The stakes are enormous: if Le Pen is elected, she will be the first far-right leader in contemporary French history, as well as the first female president.

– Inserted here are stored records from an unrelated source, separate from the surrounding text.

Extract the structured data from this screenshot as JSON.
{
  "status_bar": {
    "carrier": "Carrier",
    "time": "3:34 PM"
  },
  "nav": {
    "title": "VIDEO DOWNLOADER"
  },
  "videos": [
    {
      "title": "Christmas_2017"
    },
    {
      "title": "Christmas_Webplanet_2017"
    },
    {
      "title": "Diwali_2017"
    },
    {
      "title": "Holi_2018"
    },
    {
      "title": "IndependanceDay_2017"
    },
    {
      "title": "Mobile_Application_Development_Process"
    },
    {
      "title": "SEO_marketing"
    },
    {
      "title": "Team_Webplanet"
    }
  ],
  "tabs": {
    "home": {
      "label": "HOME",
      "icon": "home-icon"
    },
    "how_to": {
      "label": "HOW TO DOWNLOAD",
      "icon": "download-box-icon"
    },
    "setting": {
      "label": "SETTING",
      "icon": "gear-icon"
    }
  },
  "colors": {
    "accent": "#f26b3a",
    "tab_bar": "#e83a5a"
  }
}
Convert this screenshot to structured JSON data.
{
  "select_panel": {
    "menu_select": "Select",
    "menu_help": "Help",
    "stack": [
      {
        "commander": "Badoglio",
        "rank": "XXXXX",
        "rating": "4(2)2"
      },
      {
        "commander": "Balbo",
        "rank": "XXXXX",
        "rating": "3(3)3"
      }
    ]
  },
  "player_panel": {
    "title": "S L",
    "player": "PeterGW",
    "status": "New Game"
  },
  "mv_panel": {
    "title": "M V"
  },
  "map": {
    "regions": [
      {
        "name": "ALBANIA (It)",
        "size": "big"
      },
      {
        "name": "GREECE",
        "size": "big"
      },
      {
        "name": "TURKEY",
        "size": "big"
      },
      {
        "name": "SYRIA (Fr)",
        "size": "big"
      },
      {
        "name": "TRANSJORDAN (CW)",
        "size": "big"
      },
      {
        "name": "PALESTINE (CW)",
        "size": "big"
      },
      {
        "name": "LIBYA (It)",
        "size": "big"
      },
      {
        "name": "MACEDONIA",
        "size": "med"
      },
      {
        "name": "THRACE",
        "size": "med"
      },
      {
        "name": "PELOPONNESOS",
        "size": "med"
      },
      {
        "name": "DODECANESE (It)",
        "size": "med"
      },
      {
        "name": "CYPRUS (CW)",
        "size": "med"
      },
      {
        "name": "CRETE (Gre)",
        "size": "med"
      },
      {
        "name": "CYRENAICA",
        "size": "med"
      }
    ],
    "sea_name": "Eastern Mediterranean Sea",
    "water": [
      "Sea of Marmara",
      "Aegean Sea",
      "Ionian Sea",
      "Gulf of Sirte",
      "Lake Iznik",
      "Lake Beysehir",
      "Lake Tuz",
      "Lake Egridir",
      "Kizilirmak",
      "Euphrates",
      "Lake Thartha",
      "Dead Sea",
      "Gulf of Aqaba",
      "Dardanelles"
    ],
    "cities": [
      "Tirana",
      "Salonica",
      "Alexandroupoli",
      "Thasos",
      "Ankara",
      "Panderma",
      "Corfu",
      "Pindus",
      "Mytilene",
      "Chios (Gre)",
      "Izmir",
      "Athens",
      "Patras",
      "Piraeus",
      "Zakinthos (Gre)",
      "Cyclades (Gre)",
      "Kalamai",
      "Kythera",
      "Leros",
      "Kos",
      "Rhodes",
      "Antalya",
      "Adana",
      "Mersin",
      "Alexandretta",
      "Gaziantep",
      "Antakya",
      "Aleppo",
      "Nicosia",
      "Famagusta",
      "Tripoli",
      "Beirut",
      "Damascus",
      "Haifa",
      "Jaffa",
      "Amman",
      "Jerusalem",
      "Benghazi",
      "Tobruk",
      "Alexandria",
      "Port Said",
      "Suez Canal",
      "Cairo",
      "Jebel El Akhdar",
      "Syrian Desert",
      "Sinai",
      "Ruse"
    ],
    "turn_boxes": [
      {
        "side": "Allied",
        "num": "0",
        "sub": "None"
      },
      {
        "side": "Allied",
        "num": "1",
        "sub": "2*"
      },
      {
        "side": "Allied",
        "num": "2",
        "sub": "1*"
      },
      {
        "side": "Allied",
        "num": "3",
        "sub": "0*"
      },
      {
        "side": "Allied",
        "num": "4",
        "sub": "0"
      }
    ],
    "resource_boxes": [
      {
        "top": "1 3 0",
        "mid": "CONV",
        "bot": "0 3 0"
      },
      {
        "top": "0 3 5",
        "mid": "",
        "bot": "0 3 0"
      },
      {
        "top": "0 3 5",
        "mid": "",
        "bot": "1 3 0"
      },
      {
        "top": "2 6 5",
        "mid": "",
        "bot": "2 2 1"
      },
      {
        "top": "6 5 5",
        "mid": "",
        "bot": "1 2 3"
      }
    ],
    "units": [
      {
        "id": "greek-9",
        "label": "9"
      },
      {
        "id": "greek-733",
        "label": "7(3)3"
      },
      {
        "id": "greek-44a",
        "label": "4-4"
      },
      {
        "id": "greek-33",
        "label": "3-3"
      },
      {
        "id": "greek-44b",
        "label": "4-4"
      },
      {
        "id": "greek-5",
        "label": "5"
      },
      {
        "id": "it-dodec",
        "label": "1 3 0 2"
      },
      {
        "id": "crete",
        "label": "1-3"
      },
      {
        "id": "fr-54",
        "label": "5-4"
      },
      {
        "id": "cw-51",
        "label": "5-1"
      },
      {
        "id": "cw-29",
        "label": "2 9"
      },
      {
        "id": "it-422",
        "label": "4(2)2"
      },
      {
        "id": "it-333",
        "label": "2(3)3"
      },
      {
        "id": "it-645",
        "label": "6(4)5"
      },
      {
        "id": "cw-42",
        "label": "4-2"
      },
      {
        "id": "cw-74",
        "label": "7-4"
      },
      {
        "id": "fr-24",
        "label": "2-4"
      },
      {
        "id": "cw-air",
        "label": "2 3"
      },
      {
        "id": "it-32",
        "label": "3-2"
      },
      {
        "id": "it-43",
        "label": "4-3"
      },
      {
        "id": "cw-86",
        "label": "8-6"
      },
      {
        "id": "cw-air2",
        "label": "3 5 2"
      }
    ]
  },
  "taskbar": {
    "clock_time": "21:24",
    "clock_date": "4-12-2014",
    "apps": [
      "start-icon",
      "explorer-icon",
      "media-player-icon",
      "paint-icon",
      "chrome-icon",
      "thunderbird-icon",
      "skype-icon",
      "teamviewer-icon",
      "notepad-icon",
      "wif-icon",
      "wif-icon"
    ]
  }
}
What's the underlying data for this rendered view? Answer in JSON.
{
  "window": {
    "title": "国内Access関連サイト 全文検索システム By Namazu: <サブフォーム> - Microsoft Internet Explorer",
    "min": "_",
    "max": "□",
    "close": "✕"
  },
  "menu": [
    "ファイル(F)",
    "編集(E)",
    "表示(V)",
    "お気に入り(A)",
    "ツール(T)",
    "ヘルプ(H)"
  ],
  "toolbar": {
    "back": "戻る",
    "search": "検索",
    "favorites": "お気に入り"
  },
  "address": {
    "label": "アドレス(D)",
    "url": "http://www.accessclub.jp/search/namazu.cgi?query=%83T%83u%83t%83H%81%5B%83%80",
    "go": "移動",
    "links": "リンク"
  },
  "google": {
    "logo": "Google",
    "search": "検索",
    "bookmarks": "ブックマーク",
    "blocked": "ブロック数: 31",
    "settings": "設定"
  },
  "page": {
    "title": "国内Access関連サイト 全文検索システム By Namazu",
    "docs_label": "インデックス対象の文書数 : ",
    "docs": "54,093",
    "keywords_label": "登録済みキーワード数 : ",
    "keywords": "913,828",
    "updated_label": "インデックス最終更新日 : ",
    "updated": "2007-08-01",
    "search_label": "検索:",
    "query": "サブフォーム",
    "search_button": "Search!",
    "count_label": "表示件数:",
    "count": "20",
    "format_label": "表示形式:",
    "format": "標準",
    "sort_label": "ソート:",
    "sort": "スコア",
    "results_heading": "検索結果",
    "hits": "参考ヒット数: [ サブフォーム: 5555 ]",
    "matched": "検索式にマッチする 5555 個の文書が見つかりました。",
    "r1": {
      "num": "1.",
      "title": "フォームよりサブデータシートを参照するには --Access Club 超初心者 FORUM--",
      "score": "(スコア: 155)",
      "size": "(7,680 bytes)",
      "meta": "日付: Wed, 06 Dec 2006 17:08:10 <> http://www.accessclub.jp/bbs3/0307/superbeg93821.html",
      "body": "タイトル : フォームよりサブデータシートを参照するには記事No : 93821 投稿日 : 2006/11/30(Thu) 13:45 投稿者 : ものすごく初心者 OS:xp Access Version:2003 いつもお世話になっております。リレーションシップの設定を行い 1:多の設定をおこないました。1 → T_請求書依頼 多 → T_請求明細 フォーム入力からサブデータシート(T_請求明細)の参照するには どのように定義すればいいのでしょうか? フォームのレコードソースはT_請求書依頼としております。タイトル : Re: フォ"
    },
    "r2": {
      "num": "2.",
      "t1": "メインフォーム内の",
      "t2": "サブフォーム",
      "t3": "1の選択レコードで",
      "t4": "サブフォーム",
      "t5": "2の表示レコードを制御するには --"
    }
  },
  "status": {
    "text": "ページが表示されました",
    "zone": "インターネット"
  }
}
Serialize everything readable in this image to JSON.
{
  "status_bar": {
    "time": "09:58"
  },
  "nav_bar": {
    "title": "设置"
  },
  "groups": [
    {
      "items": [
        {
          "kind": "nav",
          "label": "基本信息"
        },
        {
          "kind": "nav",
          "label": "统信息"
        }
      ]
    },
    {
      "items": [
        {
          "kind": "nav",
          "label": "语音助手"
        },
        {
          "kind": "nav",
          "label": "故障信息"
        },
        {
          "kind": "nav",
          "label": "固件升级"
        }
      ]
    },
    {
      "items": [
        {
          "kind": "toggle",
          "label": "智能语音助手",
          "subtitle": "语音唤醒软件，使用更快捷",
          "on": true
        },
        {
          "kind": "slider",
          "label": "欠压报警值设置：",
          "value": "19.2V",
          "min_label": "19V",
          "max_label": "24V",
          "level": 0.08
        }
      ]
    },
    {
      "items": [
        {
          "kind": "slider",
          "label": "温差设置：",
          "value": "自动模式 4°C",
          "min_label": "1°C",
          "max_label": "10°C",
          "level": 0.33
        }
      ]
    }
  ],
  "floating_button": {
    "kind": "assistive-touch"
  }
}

Macron could become the first French president in two decades to be re-elected.

(With agency contributions)